## To do
Go through the records and count every line that holds "this". Only the number belongs in the reply.

## Records supplied

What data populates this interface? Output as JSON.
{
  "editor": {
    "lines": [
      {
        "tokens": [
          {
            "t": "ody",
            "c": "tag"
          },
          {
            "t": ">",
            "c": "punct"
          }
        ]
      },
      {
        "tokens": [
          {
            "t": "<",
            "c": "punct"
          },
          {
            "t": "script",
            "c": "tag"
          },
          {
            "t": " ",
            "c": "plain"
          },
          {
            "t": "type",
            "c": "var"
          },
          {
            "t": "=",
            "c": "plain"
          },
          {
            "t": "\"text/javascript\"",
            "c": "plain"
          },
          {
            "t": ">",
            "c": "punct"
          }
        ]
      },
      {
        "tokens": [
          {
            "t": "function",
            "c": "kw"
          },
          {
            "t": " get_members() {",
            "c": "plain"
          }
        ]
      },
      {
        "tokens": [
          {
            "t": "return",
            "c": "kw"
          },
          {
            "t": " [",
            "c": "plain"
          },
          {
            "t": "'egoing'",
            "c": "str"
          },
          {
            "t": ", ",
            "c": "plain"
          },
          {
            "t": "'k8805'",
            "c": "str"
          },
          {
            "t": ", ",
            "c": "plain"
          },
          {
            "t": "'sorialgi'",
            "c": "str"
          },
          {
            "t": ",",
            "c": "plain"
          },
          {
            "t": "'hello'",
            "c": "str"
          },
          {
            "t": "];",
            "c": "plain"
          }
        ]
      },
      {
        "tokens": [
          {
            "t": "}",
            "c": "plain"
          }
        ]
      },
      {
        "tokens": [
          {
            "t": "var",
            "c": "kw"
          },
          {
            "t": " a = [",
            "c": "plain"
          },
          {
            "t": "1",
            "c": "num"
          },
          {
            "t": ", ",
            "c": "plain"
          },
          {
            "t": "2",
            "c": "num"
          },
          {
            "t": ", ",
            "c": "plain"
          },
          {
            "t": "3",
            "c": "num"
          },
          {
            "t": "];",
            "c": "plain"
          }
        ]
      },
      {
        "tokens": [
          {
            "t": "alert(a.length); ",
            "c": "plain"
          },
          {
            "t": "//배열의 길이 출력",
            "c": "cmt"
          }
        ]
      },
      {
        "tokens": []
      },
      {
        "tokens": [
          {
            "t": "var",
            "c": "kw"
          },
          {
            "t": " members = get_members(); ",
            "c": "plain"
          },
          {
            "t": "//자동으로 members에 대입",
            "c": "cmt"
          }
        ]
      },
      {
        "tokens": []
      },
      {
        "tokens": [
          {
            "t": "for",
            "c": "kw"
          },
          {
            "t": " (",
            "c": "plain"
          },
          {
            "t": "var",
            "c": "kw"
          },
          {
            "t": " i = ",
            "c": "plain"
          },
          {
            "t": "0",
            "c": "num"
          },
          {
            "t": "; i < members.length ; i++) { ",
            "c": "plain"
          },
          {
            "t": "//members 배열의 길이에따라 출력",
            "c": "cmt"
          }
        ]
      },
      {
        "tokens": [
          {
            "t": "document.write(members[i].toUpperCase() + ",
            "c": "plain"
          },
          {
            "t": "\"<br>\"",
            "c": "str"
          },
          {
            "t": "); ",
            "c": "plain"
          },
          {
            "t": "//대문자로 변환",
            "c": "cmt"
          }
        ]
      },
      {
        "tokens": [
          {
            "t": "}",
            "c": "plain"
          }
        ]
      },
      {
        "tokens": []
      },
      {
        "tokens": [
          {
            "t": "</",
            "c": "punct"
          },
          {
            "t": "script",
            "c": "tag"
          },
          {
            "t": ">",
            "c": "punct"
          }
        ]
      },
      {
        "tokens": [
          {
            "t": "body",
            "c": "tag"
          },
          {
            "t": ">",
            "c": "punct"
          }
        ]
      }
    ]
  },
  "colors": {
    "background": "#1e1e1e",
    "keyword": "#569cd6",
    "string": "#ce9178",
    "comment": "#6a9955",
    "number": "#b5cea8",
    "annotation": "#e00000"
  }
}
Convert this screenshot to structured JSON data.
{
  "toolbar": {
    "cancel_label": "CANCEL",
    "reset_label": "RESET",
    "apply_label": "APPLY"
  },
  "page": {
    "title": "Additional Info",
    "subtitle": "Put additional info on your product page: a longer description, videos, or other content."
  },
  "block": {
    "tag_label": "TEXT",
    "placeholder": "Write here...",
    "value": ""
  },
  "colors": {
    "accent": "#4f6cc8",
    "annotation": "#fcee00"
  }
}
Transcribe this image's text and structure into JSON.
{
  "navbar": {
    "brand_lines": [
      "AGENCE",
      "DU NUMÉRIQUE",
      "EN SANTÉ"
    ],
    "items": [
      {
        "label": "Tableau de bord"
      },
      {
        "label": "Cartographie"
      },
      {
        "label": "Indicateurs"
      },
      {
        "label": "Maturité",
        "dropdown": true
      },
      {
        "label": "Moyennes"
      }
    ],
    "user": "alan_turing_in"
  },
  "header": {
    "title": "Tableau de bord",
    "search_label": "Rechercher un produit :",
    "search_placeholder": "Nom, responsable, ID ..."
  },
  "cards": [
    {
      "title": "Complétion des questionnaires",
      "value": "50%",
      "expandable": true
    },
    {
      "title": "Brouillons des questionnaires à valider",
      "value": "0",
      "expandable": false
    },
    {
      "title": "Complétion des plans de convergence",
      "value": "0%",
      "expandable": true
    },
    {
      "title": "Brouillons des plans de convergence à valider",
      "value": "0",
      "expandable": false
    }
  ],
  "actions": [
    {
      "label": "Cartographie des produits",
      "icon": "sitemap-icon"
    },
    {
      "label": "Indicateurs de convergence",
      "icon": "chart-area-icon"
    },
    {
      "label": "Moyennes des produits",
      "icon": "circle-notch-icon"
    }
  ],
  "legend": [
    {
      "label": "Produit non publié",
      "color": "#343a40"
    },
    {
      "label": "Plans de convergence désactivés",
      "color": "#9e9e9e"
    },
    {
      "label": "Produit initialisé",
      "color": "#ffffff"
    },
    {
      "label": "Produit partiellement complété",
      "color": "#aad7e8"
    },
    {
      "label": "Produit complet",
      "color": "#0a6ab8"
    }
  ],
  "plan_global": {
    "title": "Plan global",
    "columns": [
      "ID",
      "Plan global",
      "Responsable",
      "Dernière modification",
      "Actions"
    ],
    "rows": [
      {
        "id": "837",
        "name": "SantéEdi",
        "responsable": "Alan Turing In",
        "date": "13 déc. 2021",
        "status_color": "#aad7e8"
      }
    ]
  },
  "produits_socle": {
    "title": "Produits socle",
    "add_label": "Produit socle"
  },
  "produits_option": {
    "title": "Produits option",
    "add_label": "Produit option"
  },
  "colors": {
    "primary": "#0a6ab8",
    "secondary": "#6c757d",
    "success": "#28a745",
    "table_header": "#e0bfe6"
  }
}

## Output
3